Waterproof feature: The Megaboom is waterproof up to one meter for 30 minutes. I placed the speaker in this Rubbermaid container filled with water for about 30 seconds or so and it still works. I also noticed that my speaker floated on the water instead of sinking. NOTE: If the speaker is exposed to pool water, it is suggested that you wash it off with mild soap and water to ensure its longevity.
Frequency Range: The specifications indicate that the speaker has a frequency range of 65Hz-20,000Hz. I used my trusty Audio Test Tone Generator Android app to determine the frequency response of the speaker. I found that I could pick up frequencies as low as 63Hz and as high as 18,000Hz.

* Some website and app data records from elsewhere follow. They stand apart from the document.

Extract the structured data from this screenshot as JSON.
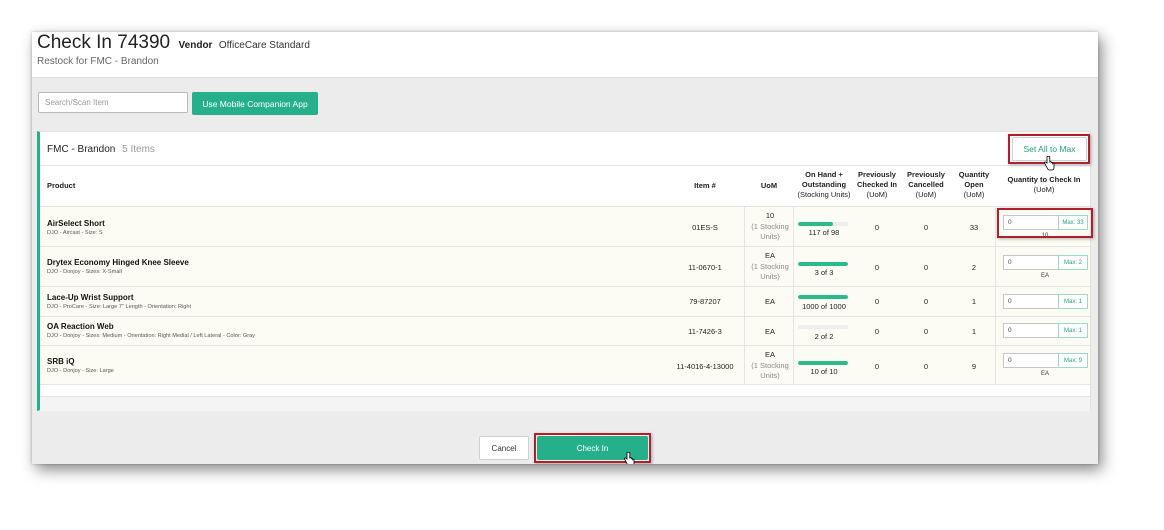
{
  "header": {
    "title": "Check In 74390",
    "vendor_label": "Vendor",
    "vendor_name": "OfficeCare Standard",
    "subtitle": "Restock for FMC - Brandon"
  },
  "toolbar": {
    "search_placeholder": "Search/Scan Item",
    "mobile_app_label": "Use Mobile Companion App"
  },
  "panel": {
    "location": "FMC - Brandon",
    "item_count": "5 Items",
    "set_all_label": "Set All to Max"
  },
  "columns": {
    "product": "Product",
    "item_number": "Item #",
    "uom": "UoM",
    "on_hand_1": "On Hand +",
    "on_hand_2": "Outstanding",
    "on_hand_sub": "(Stocking Units)",
    "prev_in_1": "Previously",
    "prev_in_2": "Checked In",
    "prev_in_sub": "(UoM)",
    "prev_cancel_1": "Previously",
    "prev_cancel_2": "Cancelled",
    "prev_cancel_sub": "(UoM)",
    "qty_open_1": "Quantity",
    "qty_open_2": "Open",
    "qty_open_sub": "(UoM)",
    "qty_checkin_1": "Quantity to Check In",
    "qty_checkin_sub": "(UoM)"
  },
  "rows": [
    {
      "name": "AirSelect Short",
      "desc": "DJO - Aircast - Size: S",
      "item": "01ES-S",
      "uom": "10",
      "uom_note_1": "(1 Stocking",
      "uom_note_2": "Units)",
      "on_hand": "117 of 98",
      "on_hand_fill": 0.7,
      "prev_checked_in": "0",
      "prev_cancelled": "0",
      "qty_open": "33",
      "qty_value": "0",
      "qty_max": "Max: 33",
      "qty_unit": "10"
    },
    {
      "name": "Drytex Economy Hinged Knee Sleeve",
      "desc": "DJO - Donjoy - Sizes: X-Small",
      "item": "11-0670-1",
      "uom": "EA",
      "uom_note_1": "(1 Stocking",
      "uom_note_2": "Units)",
      "on_hand": "3 of 3",
      "on_hand_fill": 1.0,
      "prev_checked_in": "0",
      "prev_cancelled": "0",
      "qty_open": "2",
      "qty_value": "0",
      "qty_max": "Max: 2",
      "qty_unit": "EA"
    },
    {
      "name": "Lace-Up Wrist Support",
      "desc": "DJO - ProCare - Size: Large 7\" Length - Orientation: Right",
      "item": "79-87207",
      "uom": "EA",
      "uom_note_1": "",
      "uom_note_2": "",
      "on_hand": "1000 of 1000",
      "on_hand_fill": 1.0,
      "prev_checked_in": "0",
      "prev_cancelled": "0",
      "qty_open": "1",
      "qty_value": "0",
      "qty_max": "Max: 1",
      "qty_unit": ""
    },
    {
      "name": "OA Reaction Web",
      "desc": "DJO - Donjoy - Sizes: Medium - Orientation: Right Medial / Left Lateral - Color: Gray",
      "item": "11-7426-3",
      "uom": "EA",
      "uom_note_1": "",
      "uom_note_2": "",
      "on_hand": "2 of 2",
      "on_hand_fill": 0.0,
      "prev_checked_in": "0",
      "prev_cancelled": "0",
      "qty_open": "1",
      "qty_value": "0",
      "qty_max": "Max: 1",
      "qty_unit": ""
    },
    {
      "name": "SRB iQ",
      "desc": "DJO - Donjoy - Size: Large",
      "item": "11-4016-4-13000",
      "uom": "EA",
      "uom_note_1": "(1 Stocking",
      "uom_note_2": "Units)",
      "on_hand": "10 of 10",
      "on_hand_fill": 1.0,
      "prev_checked_in": "0",
      "prev_cancelled": "0",
      "qty_open": "9",
      "qty_value": "0",
      "qty_max": "Max: 9",
      "qty_unit": "EA"
    }
  ],
  "footer": {
    "cancel_label": "Cancel",
    "checkin_label": "Check In"
  },
  "colors": {
    "accent": "#26b08a",
    "highlight_border": "#b0202a"
  },
  "icons": {
    "cursor": "hand-pointer-icon"
  }
}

Audio Quality: The audio quality is excellent. All frequencies seemed clean and clear. All frequencies seemed well balanced. Listening to electronic music like “Sweden” by Two Fingers was a lot more enjoyable for me on the Megaboom than the Boom 2 because of the lower bass response. When listening to “May it Be” by Celtic Woman, I felt like the speaker captured Lisa’s voice beautifully. And while listening to a favorite jazz song of mine since I was a child, “Christmas Time is Here” (Instrumental) by the Vince Guaraldi Trio, the music seemed well balanced – no frequency overshadowed any other. The Megaboom provides much more bass than the Boom 2, thus, I found that I much preferred the Megaboom over the Boom 2 even though the Megaboom is larger (it is 8.9″ H x 3.3″ D) and thus a tad less portable.
I did want to mention that as I played music from Pandora using my Nexus 6 phone, periodically, a track played on in silence. In order to correct this problem, I needed to pause then play the music to hear it. I suspect that this is a problem with the Android Pandora app or my phone since I did not have this problem with my iPod or HTC One M9 playing Pandora.
The UE Megaboom is an excellent speaker in terms of audio quality. I enjoyed listening to music on it much more than the Boom 2 because it captures more bass thus making electronic music sound more complete. The audio is crisp and clear when listening to all genres of music and did not have any upper-frequency dampening issues when bass frequencies were present which has been a problem with other speakers I’ve tried. Even though it is larger than the UE Boom 2, it is still small enough to be portable. It is also waterproof, has great volume and will allow you to connect two UE speakers together as a stereo pair (as long as they are the same) or doubled up to play the same stream. One of my favorite features is the Block Party feature because you can have three people pair their devices to the speaker via Bluetooth to share their music.
The only drawback to the Megaboom is that it is fairly expensive for its size (can be up to $299). I’m the kind of person who would wait for the speaker to go on sale before purchasing it, but it is clear in my mind that I would without hesitation purchase the Megaboom over the Boom 2 because of the additional bass. And at the time of this writing, the Megaboom is available through Amazon for $239.99 which is a much more reasonable price for a frugal gal like me.
Music used in this review:
- “Sweden” by Two Fingers
- “May it Be” by Celtic Woman
- “Christmastime is Here” (Instrumental) by the Vince Guaraldi Trio
I really enjoy using this portable speaker. It has wonderful audio quality and most of all, great bass for a speaker this size. I also like the fact that it will play over 20 hours of music and charge in only 2.5 hours. It has many features like an alarm and remote power on/off, but I find that I do not use those.I much prefer this speaker to the UE Boom 2 that I reviewed in December 2015 because of the added bass (it has all the same features as the UE Megaboom).